Visuals, of course, are the big excuse for a film like The Wild, and while this new CG-animated feature doesn’t repel, it doesn’t excite, either. There is that gorgeous opening and a few striking cityscapes, and it easily handles the acres of fur that swaddle the protagonists. But the directorial choices make The Wild look remarkably like a low-budget affair. Pixar films have been able to suggest large, realistic environments because they set their characters against a variety of settings and have not been afraid to lose them in the backgrounds. But The Wild spends an inordinate amount of time putting its characters in close up, like a low-budget B-movie whose producers are trying to distract us from the paucity of settings. That director Steve “Spaz” Williams (and that’s how he bills himself in the credits) lives up to his nickname by having his “actors” do extravagantly “wild” takes only makes the close-ups harder to bear; there are moments when the visuals are just this side of felonious battery.
Except, again, for Izzard, the voice acting is only passable. As Samson, Kiefer Sutherland contributes a remarkable lack of charisma and gravitas; his character may only be a cardboard lion, but Sutherland’s inflections are just a bit too on the nose at suggesting a patriarch whose pride is instantly collapsible. As Ryan, Greg Cipes is burdened by his character’s sincerity and given none of the range that makes him so wild and compelling as Beast Boy in Teen Titans. The rest of the cast, which includes James Belushi, Janeane Garofalo, William Shatner, Richard Kind, and Patrick Warburton, only provides the celebrity padding that weighs down too many contemporary animated films.

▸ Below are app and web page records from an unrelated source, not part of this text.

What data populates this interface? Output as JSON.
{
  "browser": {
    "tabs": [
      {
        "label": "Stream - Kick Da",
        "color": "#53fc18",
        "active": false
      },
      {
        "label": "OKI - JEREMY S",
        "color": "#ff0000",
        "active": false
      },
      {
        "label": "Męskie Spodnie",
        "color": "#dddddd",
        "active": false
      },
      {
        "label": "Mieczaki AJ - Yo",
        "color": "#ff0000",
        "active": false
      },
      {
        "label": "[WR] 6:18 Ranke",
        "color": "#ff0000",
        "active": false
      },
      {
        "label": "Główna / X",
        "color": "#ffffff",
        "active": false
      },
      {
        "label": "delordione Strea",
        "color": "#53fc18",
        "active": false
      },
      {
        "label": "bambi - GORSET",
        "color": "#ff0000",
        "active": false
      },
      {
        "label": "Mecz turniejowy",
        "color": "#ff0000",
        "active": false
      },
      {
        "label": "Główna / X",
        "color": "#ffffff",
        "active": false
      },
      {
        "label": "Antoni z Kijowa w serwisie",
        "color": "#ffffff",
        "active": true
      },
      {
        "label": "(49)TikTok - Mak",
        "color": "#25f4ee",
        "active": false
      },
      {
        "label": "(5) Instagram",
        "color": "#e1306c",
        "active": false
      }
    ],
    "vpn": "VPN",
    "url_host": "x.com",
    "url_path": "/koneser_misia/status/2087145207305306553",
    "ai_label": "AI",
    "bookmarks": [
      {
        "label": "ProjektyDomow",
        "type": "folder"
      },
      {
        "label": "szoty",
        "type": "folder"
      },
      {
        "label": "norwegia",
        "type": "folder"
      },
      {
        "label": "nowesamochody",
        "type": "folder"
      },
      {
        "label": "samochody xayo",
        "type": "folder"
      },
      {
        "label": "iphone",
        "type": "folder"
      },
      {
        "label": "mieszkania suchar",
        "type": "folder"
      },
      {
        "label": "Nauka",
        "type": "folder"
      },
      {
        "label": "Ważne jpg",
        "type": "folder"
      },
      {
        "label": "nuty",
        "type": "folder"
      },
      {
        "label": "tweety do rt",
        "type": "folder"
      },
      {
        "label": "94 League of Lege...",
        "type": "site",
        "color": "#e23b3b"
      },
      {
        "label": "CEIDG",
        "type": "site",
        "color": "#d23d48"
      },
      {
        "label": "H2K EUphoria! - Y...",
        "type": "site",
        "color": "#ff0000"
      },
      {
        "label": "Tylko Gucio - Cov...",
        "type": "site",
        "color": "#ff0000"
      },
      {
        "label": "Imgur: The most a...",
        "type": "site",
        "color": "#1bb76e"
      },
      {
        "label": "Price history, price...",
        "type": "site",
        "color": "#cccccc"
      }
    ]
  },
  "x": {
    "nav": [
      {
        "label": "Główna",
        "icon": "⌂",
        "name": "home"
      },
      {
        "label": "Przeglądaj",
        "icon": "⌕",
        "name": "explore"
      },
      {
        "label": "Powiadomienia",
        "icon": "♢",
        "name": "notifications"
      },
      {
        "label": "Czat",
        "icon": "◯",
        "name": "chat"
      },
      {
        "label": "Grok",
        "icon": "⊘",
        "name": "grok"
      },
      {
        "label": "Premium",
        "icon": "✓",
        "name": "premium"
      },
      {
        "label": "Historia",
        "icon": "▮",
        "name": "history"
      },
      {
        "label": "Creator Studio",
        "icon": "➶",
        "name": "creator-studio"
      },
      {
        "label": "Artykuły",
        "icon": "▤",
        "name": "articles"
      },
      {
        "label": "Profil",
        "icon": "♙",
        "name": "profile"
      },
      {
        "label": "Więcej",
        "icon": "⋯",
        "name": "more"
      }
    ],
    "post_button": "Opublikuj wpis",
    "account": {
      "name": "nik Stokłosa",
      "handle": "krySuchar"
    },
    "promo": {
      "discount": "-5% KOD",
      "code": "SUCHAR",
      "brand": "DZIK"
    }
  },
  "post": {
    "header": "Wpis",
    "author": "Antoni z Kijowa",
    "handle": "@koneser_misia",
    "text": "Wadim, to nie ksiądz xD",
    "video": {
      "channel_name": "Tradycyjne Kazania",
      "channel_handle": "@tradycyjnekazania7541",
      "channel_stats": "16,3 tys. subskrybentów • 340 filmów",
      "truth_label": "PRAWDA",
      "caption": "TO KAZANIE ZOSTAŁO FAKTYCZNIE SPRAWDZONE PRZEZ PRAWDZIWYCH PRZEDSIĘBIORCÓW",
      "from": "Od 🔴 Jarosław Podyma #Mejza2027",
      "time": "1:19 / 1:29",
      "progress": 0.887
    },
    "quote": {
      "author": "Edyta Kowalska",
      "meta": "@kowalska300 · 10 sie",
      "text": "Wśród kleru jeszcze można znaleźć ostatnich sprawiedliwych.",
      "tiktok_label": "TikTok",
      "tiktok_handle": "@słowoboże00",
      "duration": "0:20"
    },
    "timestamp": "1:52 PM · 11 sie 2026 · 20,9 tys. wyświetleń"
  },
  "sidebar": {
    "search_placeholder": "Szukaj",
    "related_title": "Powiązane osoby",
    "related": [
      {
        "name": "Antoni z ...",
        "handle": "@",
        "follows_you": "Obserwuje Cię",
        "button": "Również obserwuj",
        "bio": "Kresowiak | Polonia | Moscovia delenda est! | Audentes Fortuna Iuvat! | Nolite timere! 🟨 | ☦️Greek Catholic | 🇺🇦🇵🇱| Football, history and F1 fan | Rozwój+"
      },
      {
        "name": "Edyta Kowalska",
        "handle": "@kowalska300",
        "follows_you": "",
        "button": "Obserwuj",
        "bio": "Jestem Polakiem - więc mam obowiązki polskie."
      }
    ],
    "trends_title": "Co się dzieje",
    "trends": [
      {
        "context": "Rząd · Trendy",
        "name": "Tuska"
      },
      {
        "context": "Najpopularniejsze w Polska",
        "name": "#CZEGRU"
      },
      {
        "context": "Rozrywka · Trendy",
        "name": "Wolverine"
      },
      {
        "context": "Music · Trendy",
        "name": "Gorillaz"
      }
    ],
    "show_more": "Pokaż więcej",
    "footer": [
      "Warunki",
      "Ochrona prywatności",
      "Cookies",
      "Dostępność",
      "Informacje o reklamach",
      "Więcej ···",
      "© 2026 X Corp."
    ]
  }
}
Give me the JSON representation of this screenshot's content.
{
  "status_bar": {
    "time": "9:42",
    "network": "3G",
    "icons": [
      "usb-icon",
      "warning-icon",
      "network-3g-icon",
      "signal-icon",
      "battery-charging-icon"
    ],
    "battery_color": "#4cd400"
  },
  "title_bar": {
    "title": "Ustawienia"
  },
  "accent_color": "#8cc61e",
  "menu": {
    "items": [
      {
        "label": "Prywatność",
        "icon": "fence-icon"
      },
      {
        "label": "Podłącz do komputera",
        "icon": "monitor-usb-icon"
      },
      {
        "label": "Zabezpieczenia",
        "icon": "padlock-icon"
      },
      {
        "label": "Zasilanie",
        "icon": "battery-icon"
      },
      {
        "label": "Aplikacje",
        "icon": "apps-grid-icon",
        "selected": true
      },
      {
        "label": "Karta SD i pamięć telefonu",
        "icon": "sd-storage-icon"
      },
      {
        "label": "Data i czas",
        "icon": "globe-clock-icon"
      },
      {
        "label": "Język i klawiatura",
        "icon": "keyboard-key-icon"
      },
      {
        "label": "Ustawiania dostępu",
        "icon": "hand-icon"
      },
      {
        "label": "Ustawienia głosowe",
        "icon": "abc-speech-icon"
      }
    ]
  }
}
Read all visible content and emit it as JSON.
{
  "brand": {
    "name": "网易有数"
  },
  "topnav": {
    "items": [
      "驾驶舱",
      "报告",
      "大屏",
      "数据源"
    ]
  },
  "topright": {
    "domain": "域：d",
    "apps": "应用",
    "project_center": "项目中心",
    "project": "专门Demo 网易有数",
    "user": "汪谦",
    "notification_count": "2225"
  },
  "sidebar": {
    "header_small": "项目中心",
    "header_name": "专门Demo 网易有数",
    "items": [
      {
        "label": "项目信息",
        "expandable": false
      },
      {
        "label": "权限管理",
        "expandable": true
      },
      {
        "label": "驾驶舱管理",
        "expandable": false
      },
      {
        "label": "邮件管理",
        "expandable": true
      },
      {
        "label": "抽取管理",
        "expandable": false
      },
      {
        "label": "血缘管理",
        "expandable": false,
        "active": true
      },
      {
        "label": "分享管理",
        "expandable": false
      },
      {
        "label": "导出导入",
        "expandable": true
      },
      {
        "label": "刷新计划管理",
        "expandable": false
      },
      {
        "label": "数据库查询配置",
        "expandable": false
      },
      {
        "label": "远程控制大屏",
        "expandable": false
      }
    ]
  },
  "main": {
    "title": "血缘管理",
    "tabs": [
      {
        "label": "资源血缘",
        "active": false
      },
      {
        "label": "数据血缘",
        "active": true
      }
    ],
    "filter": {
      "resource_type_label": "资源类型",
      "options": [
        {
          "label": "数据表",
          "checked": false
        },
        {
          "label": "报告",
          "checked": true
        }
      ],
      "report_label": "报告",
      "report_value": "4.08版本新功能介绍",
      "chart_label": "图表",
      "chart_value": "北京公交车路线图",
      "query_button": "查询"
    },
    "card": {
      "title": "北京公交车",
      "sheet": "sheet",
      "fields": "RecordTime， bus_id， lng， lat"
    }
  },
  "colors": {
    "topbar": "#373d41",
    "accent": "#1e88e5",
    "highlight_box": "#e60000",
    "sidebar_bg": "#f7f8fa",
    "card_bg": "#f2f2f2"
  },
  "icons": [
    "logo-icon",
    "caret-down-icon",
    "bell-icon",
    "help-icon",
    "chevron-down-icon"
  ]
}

Hollywood hates anything that smacks of wildness; Pixar, which more-or-less singlehandedly invented the CG-animated feature, has thrived as a Bayside technology company protected by its own mavericks, starting at the top with Steve Jobs. Pixar may yet be the company to take the art form into a looser, wackier direction. Certainly, evidence from The Wild is that one shouldn’t look for such an evolution from elsewhere in Tinseltown. Instead, it suggests that CG animation is now safe enough that it can be comfortably smothered in the formulas and clichés of the average “family” film. Kids and their parents might not demand more, but those of us who were excited by Toy Story and blown away by The Incredibles should probably expect to be more and more jaded as the rest of Hollywood starts suburbanizing the wilderness that Pixar has cleared for development.